As my point of reference contracts, my awareness expands and details previously hidden begin to emerge. The price paid is the blurring out of the big picture that is noticeable from the outside. Conversely, as my point of reference expands and my awareness contracts the overall form of the technique emerges though the details are once again lost to view.

Tuesday, August 20, 2013

Two Hundred and Thirty-seven

Correct feeling isn't akin to feelings as in emotional or sensory feelings. Correct feeling is a state of being. When in the state I refer to as correct feeling, that is when mind and body are tightly coordinated and Ki is decidedly manifest, I am aware that it's not the same as my walking around town state of being. So what are some of the characteristics of the correct feeling state of being?

Correct feeling is characterized by:

  1. A contracted frame of reference and a corresponding expansion of awareness.
  2. The absence of conscious thought.
  3. Emotional neutrality.
  4. A heightened state of physical and mental relaxation.
  5. The ability to project presence.
  6. An increase in perceived mass (as felt by my partner when we come into contact).
  7. The ability to effect my partners balance and disturb his structure at the moment of contact.
  8. A way of moving that involves the entire body acting in concert that isn't what I would term consciously directed.
  9. A profound connection with my partner.
There's more, but I just wanted to provide a brief outline some of the characteristics of correct feeling in order to convey the fact that it's about feeling as being, not feeling as part of a stimulus/response loop.
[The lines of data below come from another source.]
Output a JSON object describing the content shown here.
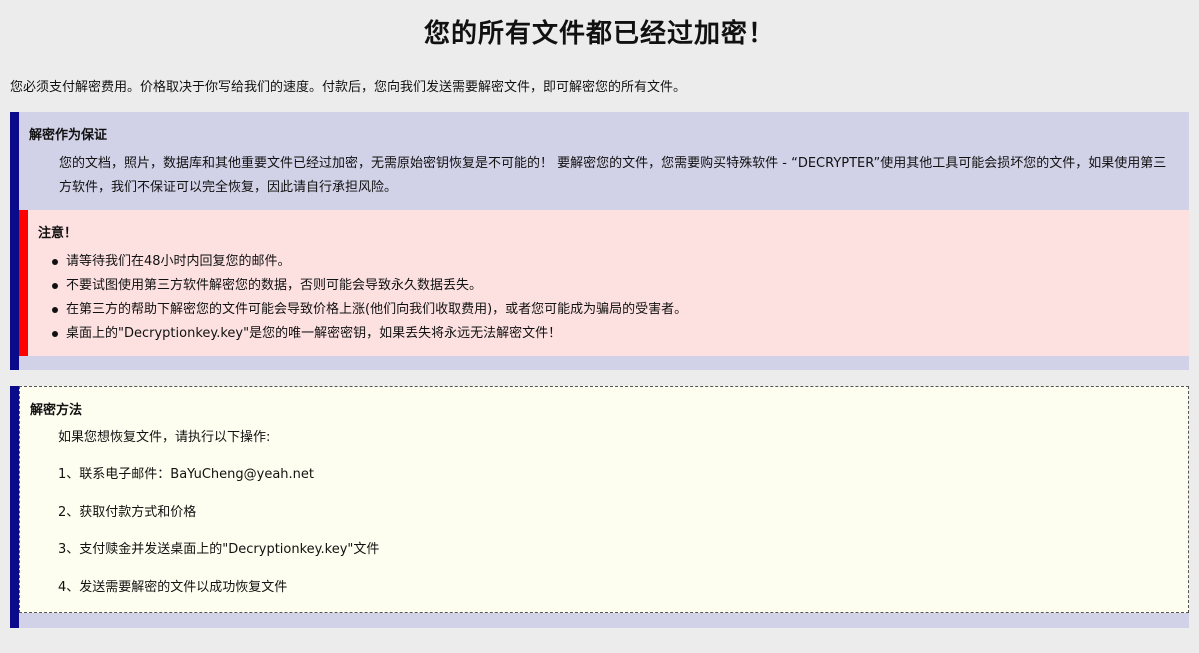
{
  "title": "您的所有文件都已经过加密！",
  "intro": "您必须支付解密费用。价格取决于你写给我们的速度。付款后，您向我们发送需要解密文件，即可解密您的所有文件。",
  "guarantee": {
    "heading": "解密作为保证",
    "text": "您的文档，照片，数据库和其他重要文件已经过加密，无需原始密钥恢复是不可能的！ 要解密您的文件，您需要购买特殊软件 - “DECRYPTER”使用其他工具可能会损坏您的文件，如果使用第三方软件，我们不保证可以完全恢复，因此请自行承担风险。"
  },
  "notice": {
    "heading": "注意！",
    "items": [
      "请等待我们在48小时内回复您的邮件。",
      "不要试图使用第三方软件解密您的数据，否则可能会导致永久数据丢失。",
      "在第三方的帮助下解密您的文件可能会导致价格上涨(他们向我们收取费用)，或者您可能成为骗局的受害者。",
      "桌面上的\"Decryptionkey.key\"是您的唯一解密密钥，如果丢失将永远无法解密文件！"
    ]
  },
  "method": {
    "heading": "解密方法",
    "intro": "如果您想恢复文件，请执行以下操作:",
    "steps": [
      "1、联系电子邮件：BaYuCheng@yeah.net",
      "2、获取付款方式和价格",
      "3、支付赎金并发送桌面上的\"Decryptionkey.key\"文件",
      "4、发送需要解密的文件以成功恢复文件"
    ]
  },
  "colors": {
    "page_background": "#ececec",
    "panel_background": "#d1d1e8",
    "panel_accent": "#0a0a8a",
    "notice_background": "#fde1e1",
    "notice_accent": "#ff0000",
    "method_background": "#fefef0"
  }
}
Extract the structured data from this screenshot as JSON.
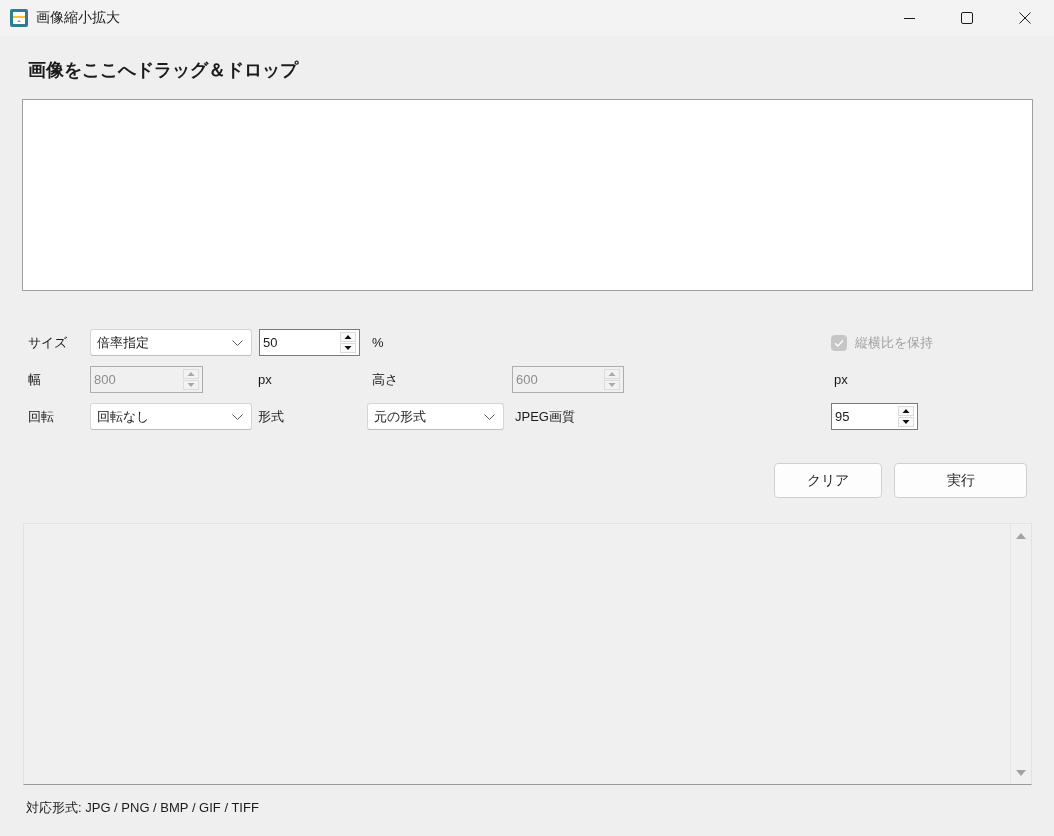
{
  "window": {
    "title": "画像縮小拡大"
  },
  "drop_area": {
    "heading": "画像をここへドラッグ＆ドロップ"
  },
  "form": {
    "size": {
      "label": "サイズ",
      "mode": "倍率指定",
      "value": "50",
      "disabled": false,
      "unit": "%"
    },
    "keep_aspect": {
      "label": "縦横比を保持",
      "checked": true,
      "disabled": true
    },
    "width": {
      "label": "幅",
      "value": "800",
      "disabled": true,
      "unit": "px"
    },
    "height": {
      "label": "高さ",
      "value": "600",
      "disabled": true,
      "unit": "px"
    },
    "rotation": {
      "label": "回転",
      "value": "回転なし"
    },
    "format": {
      "label": "形式",
      "value": "元の形式"
    },
    "jpeg_quality": {
      "label": "JPEG画質",
      "value": "95",
      "disabled": false
    }
  },
  "buttons": [
    {
      "label": "クリア"
    },
    {
      "label": "実行"
    }
  ],
  "status_bar": {
    "text": "対応形式: JPG / PNG / BMP / GIF / TIFF"
  }
}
With mind and body tightly coordinated the perceive-process-order-do sequence occurs faster than my ability to be consciously aware of it happening.

The important realization to take away from this is that correct feeling is attainable via Aikido training. Ki exercises/testing, technique practice and weapons work all contribute to the process whereby correct feeling is first experienced then, with repetition and increased loading, strengthened. 
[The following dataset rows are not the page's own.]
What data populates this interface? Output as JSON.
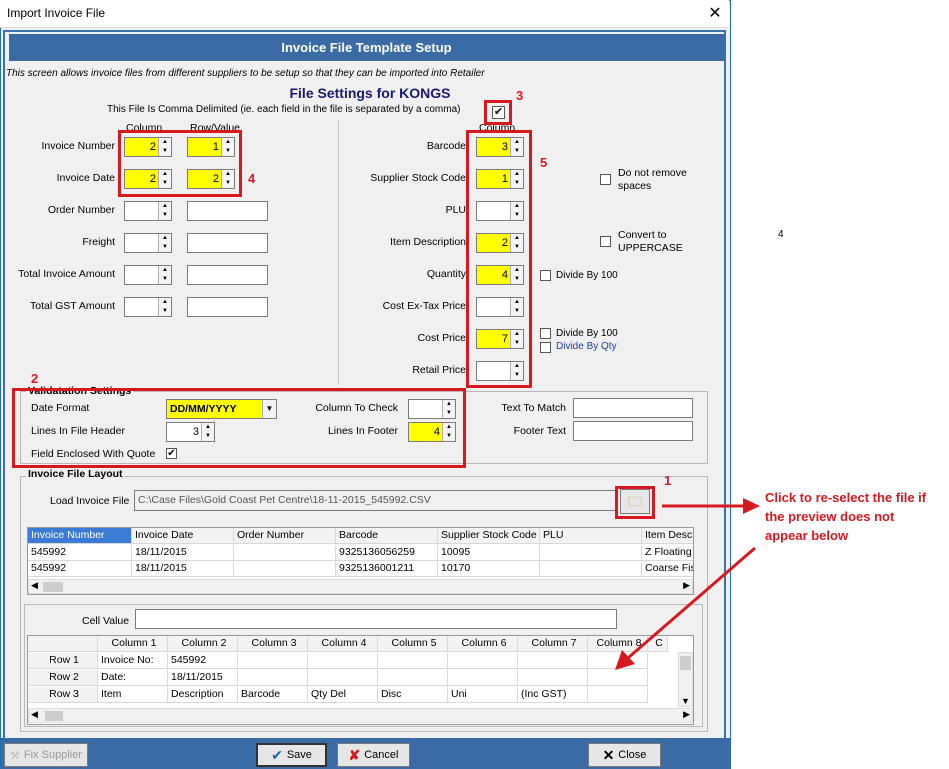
{
  "window": {
    "title": "Import Invoice File",
    "close": "✕"
  },
  "banner": "Invoice File Template Setup",
  "intro": "This screen allows invoice files from different suppliers to be setup so that they can be imported into Retailer",
  "heading": "File Settings for KONGS",
  "comma_label": "This File Is Comma Delimited (ie. each field in the file is separated by a comma)",
  "left_headers": {
    "column": "Column",
    "rowvalue": "Row/Value"
  },
  "left_fields": [
    {
      "label": "Invoice Number",
      "col": "2",
      "row": "1"
    },
    {
      "label": "Invoice Date",
      "col": "2",
      "row": "2"
    },
    {
      "label": "Order Number",
      "col": "",
      "row": ""
    },
    {
      "label": "Freight",
      "col": "",
      "row": ""
    },
    {
      "label": "Total Invoice Amount",
      "col": "",
      "row": ""
    },
    {
      "label": "Total GST Amount",
      "col": "",
      "row": ""
    }
  ],
  "right_header": "Column",
  "right_fields": [
    {
      "label": "Barcode",
      "col": "3"
    },
    {
      "label": "Supplier Stock Code",
      "col": "1"
    },
    {
      "label": "PLU",
      "col": ""
    },
    {
      "label": "Item Description",
      "col": "2"
    },
    {
      "label": "Quantity",
      "col": "4"
    },
    {
      "label": "Cost Ex-Tax Price",
      "col": ""
    },
    {
      "label": "Cost Price",
      "col": "7"
    },
    {
      "label": "Retail Price",
      "col": ""
    }
  ],
  "options": {
    "no_remove_spaces": "Do not remove spaces",
    "uppercase": "Convert to UPPERCASE",
    "qty_div": "Divide By 100",
    "cost_div": "Divide By 100",
    "cost_qty": "Divide By Qty"
  },
  "validation": {
    "title": "Validatation Settings",
    "date_format_label": "Date Format",
    "date_format": "DD/MM/YYYY",
    "lines_header_label": "Lines In File Header",
    "lines_header": "3",
    "quote_label": "Field Enclosed With Quote",
    "col_check_label": "Column To Check",
    "col_check": "",
    "lines_footer_label": "Lines In Footer",
    "lines_footer": "4",
    "text_match_label": "Text To Match",
    "footer_text_label": "Footer Text"
  },
  "layout": {
    "title": "Invoice File Layout",
    "load_label": "Load Invoice File",
    "path": "C:\\Case Files\\Gold Coast Pet Centre\\18-11-2015_545992.CSV",
    "preview_headers": [
      "Invoice Number",
      "Invoice Date",
      "Order Number",
      "Barcode",
      "Supplier Stock Code",
      "PLU",
      "Item Descr"
    ],
    "preview_rows": [
      [
        "545992",
        "18/11/2015",
        "",
        "9325136056259",
        "10095",
        "",
        "Z Floating S"
      ],
      [
        "545992",
        "18/11/2015",
        "",
        "9325136001211",
        "10170",
        "",
        "Coarse Fis"
      ]
    ],
    "cell_value_label": "Cell Value",
    "raw_headers": [
      "",
      "Column 1",
      "Column 2",
      "Column 3",
      "Column 4",
      "Column 5",
      "Column 6",
      "Column 7",
      "Column 8",
      "C"
    ],
    "raw_rows": [
      [
        "Row 1",
        "Invoice No:",
        "545992",
        "",
        "",
        "",
        "",
        "",
        ""
      ],
      [
        "Row 2",
        "Date:",
        "18/11/2015",
        "",
        "",
        "",
        "",
        "",
        ""
      ],
      [
        "Row 3",
        "Item",
        "Description",
        "Barcode",
        "Qty Del",
        "Disc",
        "Uni",
        "(Inc GST)",
        ""
      ]
    ]
  },
  "buttons": {
    "fix": "Fix Supplier",
    "save": "Save",
    "cancel": "Cancel",
    "close": "Close"
  },
  "annotations": {
    "n1": "1",
    "n2": "2",
    "n3": "3",
    "n4": "4",
    "n5": "5",
    "callout": "Click to re-select the file if the preview does not appear below",
    "stray": "4"
  },
  "colors": {
    "banner": "#3a6ba5",
    "highlight": "#ffff00",
    "annotation": "#d7191f"
  }
}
Monday, August 19, 2013

Two Hundred and Thirty-six

The eye of a hurricane is a zone of calm. The body of a hurricane is a whirlwind of power. Without either the hurricane would not be a hurricane. Separating the eye and body of a hurricane is the boundary layer that also serves to unite them. Without the boundary layer to separate them, eye and body would coalesce and lose their distinctiveness. Without the boundary layer to unite them, eye and body could not function as a unified whole. The boundary layer is defined by both eye and body, being wholly neither.
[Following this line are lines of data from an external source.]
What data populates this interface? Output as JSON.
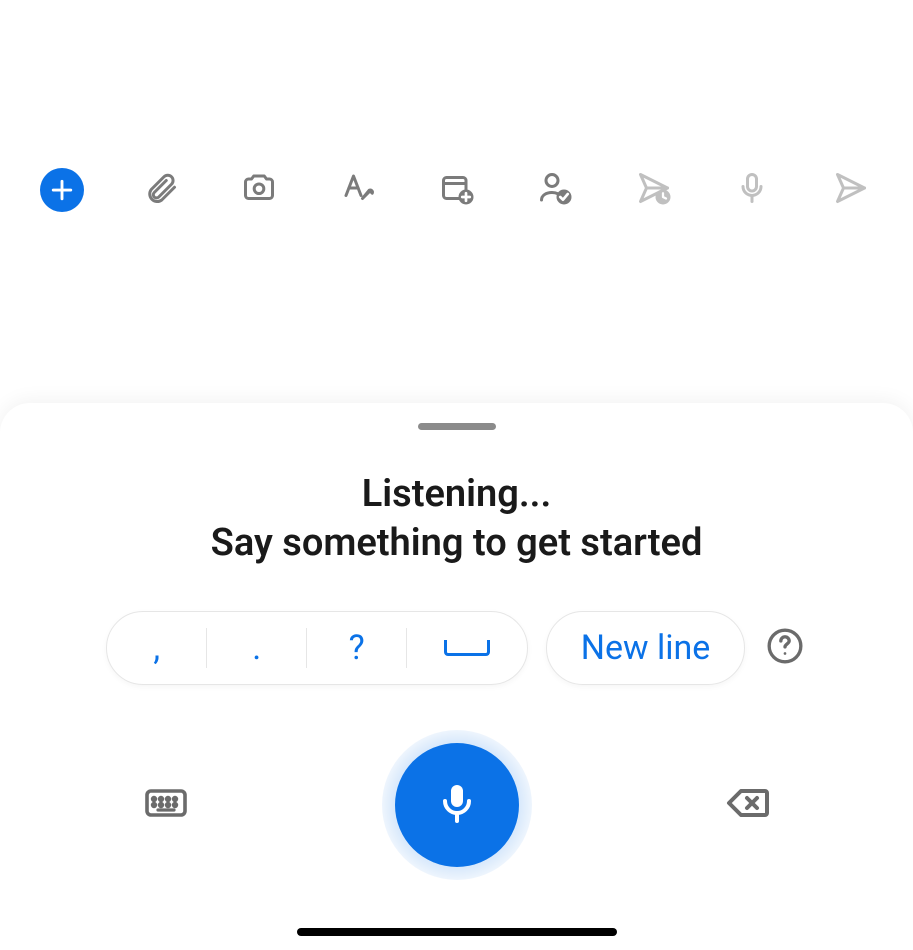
{
  "toolbar": {
    "add_icon": "plus-icon",
    "attach_icon": "paperclip-icon",
    "camera_icon": "camera-icon",
    "format_icon": "format-text-icon",
    "calendar_icon": "calendar-add-icon",
    "contact_icon": "contact-check-icon",
    "send_later_icon": "send-later-icon",
    "mic_icon": "microphone-icon",
    "send_icon": "send-icon"
  },
  "dictation": {
    "status_title": "Listening...",
    "status_subtitle": "Say something to get started",
    "punctuation": {
      "comma": ",",
      "period": ".",
      "question": "?",
      "space_label": "space"
    },
    "newline_label": "New line",
    "help_label": "?",
    "keyboard_icon": "keyboard-icon",
    "mic_button_icon": "microphone-active-icon",
    "backspace_icon": "backspace-icon"
  },
  "colors": {
    "accent": "#0b72e7",
    "icon_gray": "#7b7b7b",
    "icon_disabled": "#c0c0c0"
  }
}
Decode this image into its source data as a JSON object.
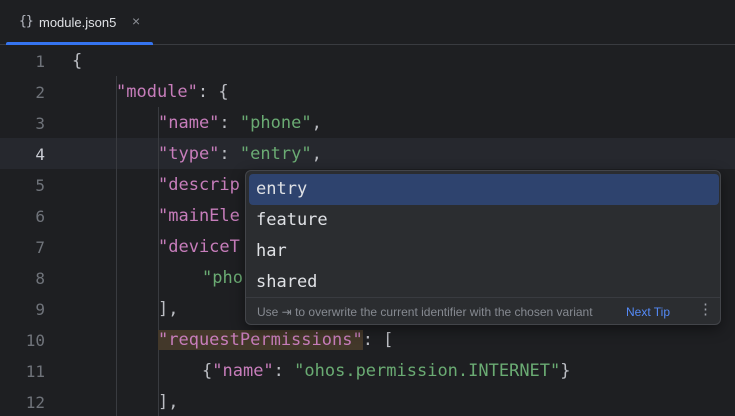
{
  "tab": {
    "icon": "json-braces-icon",
    "icon_glyph": "{}",
    "filename": "module.json5",
    "close_glyph": "×"
  },
  "editor": {
    "current_line": 4,
    "line_numbers": [
      "1",
      "2",
      "3",
      "4",
      "5",
      "6",
      "7",
      "8",
      "9",
      "10",
      "11",
      "12"
    ],
    "lines": [
      {
        "num": "1",
        "tokens": [
          {
            "t": "{",
            "c": "p"
          }
        ]
      },
      {
        "num": "2",
        "tokens": [
          {
            "t": "\"module\"",
            "c": "k"
          },
          {
            "t": ": {",
            "c": "p"
          }
        ]
      },
      {
        "num": "3",
        "tokens": [
          {
            "t": "\"name\"",
            "c": "k"
          },
          {
            "t": ": ",
            "c": "p"
          },
          {
            "t": "\"phone\"",
            "c": "s"
          },
          {
            "t": ",",
            "c": "p"
          }
        ]
      },
      {
        "num": "4",
        "tokens": [
          {
            "t": "\"type\"",
            "c": "k"
          },
          {
            "t": ": ",
            "c": "p"
          },
          {
            "t": "\"entry\"",
            "c": "s"
          },
          {
            "t": ",",
            "c": "p"
          }
        ]
      },
      {
        "num": "5",
        "tokens": [
          {
            "t": "\"descrip",
            "c": "k"
          }
        ]
      },
      {
        "num": "6",
        "tokens": [
          {
            "t": "\"mainEle",
            "c": "k"
          }
        ]
      },
      {
        "num": "7",
        "tokens": [
          {
            "t": "\"deviceT",
            "c": "k"
          }
        ]
      },
      {
        "num": "8",
        "tokens": [
          {
            "t": "\"pho",
            "c": "s"
          }
        ]
      },
      {
        "num": "9",
        "tokens": [
          {
            "t": "],",
            "c": "p"
          }
        ]
      },
      {
        "num": "10",
        "tokens": [
          {
            "t": "\"requestPermissions\"",
            "c": "k"
          },
          {
            "t": ": [",
            "c": "p"
          }
        ]
      },
      {
        "num": "11",
        "tokens": [
          {
            "t": "{",
            "c": "p"
          },
          {
            "t": "\"name\"",
            "c": "k"
          },
          {
            "t": ": ",
            "c": "p"
          },
          {
            "t": "\"ohos.permission.INTERNET\"",
            "c": "s"
          },
          {
            "t": "}",
            "c": "p"
          }
        ]
      },
      {
        "num": "12",
        "tokens": [
          {
            "t": "],",
            "c": "p"
          }
        ]
      }
    ]
  },
  "completion": {
    "items": [
      "entry",
      "feature",
      "har",
      "shared"
    ],
    "selected_index": 0,
    "hint": "Use ⇥ to overwrite the current identifier with the chosen variant",
    "next_tip": "Next Tip",
    "more_glyph": "⋮",
    "more_icon": "more-vertical-icon"
  },
  "colors": {
    "background": "#1e1f22",
    "accent": "#3574f0",
    "key": "#c77dbb",
    "string": "#6aab73",
    "punctuation": "#bcbec4",
    "selection": "#2e436e",
    "link": "#548af7"
  }
}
Using the hurricane as a metaphor, I visualize my mind as the eye of the hurricane, my body as the body of the hurricane and my spirit as the boundary layer that separates and unites both. Spirit is a synergy of mind and body. It facilitates mind/body coordination enabling me to experience correct feeling, my most dependable and powerful state of being.

Friday, August 9, 2013

Two Hundred and Thirty-five

In conflict, energy in the form of combatants is at a higher level than in the absence of conflict. Aikido is a martial art that endeavors to facilitate the transition of high level energy in the form of the combatants to the lowest energy state possible in conformance with the Minimum Energy Principle.

O Sensei (taken from The Art Of Peace, John Stevens) -

"... we put ourselves in tune with the universe..."

"A warrior's mind and body must be permeated with enlightened wisdom and deep calm."

"If your opponent strikes with fire counter with water,... it swallows up any attack harmlessly."

"...once you envelop them you will be able to guide them along a path indicated to you by heaven and earth."

"Let attackers come any way they like... blend with them...Redirect each attack and get firmly behind it."

"Enter, turn and blend with your opponent..."

"Draw him outside of that sphere and into your own, and his strength will dissipate."

"...keeping yourself in a safe and unassailable position... no one will suffer any losses..."